Acid phosphatase 2 (ACP2) is required for membrane fusion during influenza virus entry.


PMID 28272419

Abstract

Influenza viruses exploit host factors to successfully replicate in infected cells. Using small interfering RNA (siRNA) technology, we identified six human genes required for influenza A virus (IAV) replication. Here we focused on the role of acid phosphatase 2 (ACP2), as its knockdown showed the greatest inhibition of IAV replication. In IAV-infected cells, depletion of ACP2 resulted in a significant reduction in the expression of viral proteins and mRNA, and led to the attenuation of virus multi-cycle growth. ACP2 knockdown also decreased replication of seasonal influenza A and B viruses and avian IAVs of the H7 subtype. Interestingly, ACP2 depletion had no effect on the replication of Ebola or hepatitis C virus. Because ACP2 is known to be a lysosomal acid phosphatase, we assessed the role of ACP2 in influenza virus entry. While neither binding of the viral particle to the cell surface nor endosomal acidification was affected in ACP2-depleted cells, fusion of the endosomal and viral membranes was impaired. As a result, downstream steps in viral entry were blocked, including nucleocapsid uncoating and nuclear import of viral ribonucleoproteins.
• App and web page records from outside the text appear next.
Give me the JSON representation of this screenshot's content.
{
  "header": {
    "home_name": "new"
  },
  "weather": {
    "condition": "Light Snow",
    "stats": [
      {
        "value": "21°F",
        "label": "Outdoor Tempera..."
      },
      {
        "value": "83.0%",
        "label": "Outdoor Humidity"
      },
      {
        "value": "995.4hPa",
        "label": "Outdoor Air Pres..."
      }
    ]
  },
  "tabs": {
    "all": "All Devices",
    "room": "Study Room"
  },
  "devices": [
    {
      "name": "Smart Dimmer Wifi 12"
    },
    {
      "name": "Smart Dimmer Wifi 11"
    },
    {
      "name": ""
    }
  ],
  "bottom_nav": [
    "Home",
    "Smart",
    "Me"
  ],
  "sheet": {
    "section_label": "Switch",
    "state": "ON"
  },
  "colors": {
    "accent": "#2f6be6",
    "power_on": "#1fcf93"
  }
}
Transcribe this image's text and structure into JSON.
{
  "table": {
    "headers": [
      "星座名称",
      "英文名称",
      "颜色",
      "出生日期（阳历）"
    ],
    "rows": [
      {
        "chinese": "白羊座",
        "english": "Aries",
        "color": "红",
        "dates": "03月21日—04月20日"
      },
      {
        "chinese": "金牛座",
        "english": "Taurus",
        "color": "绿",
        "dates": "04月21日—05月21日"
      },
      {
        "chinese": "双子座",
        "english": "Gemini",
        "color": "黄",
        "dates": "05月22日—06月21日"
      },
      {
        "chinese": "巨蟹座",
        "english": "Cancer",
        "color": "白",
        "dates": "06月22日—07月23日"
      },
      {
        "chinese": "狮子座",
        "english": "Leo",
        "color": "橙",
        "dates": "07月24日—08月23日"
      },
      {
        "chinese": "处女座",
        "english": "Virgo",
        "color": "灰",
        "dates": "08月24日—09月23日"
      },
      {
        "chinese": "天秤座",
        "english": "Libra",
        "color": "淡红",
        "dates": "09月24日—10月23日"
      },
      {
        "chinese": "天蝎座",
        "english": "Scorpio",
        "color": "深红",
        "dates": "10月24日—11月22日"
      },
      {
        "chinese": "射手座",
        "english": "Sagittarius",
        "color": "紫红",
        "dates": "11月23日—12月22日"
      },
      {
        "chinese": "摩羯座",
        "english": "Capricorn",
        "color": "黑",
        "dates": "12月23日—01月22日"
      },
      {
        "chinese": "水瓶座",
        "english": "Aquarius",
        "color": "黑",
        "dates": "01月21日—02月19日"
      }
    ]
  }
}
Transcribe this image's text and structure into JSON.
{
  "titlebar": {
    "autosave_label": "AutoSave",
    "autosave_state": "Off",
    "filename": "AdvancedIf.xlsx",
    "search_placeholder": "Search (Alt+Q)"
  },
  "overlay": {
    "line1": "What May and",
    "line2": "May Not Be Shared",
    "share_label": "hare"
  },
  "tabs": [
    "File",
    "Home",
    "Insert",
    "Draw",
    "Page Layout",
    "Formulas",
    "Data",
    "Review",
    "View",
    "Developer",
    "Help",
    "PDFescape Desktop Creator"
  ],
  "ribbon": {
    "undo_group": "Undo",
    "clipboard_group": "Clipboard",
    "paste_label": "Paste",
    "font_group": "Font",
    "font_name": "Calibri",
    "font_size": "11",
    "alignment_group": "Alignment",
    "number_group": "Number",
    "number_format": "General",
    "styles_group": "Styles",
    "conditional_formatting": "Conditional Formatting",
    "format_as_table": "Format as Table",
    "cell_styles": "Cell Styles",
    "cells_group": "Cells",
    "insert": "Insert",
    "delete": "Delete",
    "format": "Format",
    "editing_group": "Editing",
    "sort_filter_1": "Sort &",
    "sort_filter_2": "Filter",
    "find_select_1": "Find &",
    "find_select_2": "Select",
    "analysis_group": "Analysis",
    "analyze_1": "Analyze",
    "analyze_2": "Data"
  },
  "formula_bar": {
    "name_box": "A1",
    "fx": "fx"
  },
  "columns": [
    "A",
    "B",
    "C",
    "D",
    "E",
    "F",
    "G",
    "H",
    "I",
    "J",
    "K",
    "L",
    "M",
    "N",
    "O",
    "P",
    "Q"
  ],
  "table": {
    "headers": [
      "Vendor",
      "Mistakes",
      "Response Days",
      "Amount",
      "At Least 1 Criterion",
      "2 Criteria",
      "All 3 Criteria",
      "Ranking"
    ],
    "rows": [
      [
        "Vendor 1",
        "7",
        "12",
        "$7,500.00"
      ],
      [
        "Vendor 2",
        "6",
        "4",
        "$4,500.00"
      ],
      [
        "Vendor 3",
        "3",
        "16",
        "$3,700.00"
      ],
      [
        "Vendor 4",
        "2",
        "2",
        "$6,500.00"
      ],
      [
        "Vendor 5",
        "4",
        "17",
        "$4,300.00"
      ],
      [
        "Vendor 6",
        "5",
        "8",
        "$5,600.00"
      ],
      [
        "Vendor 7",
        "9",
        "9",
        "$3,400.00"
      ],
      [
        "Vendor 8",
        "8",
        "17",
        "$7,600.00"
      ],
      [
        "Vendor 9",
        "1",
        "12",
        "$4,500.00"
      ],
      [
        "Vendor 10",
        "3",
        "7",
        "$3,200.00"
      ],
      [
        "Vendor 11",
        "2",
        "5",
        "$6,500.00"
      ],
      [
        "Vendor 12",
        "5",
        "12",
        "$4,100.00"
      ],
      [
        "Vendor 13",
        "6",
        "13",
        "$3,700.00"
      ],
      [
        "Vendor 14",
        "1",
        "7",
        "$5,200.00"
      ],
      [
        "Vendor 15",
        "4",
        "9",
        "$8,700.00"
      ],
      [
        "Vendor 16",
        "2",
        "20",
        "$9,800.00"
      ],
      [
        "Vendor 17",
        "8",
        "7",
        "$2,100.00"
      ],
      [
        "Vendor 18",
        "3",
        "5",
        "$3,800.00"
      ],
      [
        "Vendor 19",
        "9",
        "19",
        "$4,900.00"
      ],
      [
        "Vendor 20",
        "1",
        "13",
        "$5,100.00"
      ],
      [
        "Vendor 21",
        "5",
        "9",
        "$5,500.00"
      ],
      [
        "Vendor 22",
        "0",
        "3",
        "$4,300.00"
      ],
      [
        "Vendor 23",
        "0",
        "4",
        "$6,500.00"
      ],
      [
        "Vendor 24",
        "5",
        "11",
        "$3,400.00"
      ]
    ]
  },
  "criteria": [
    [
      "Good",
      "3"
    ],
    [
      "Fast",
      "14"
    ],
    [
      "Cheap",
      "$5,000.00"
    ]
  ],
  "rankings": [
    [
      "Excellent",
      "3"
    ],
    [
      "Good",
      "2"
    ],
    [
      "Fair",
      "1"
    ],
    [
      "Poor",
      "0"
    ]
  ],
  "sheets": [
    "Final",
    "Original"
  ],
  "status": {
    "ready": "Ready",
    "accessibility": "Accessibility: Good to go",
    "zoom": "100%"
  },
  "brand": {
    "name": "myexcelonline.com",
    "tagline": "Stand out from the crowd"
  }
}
Our results established ACP2 as a necessary host factor for regulating the fusion step of influenza virus entry.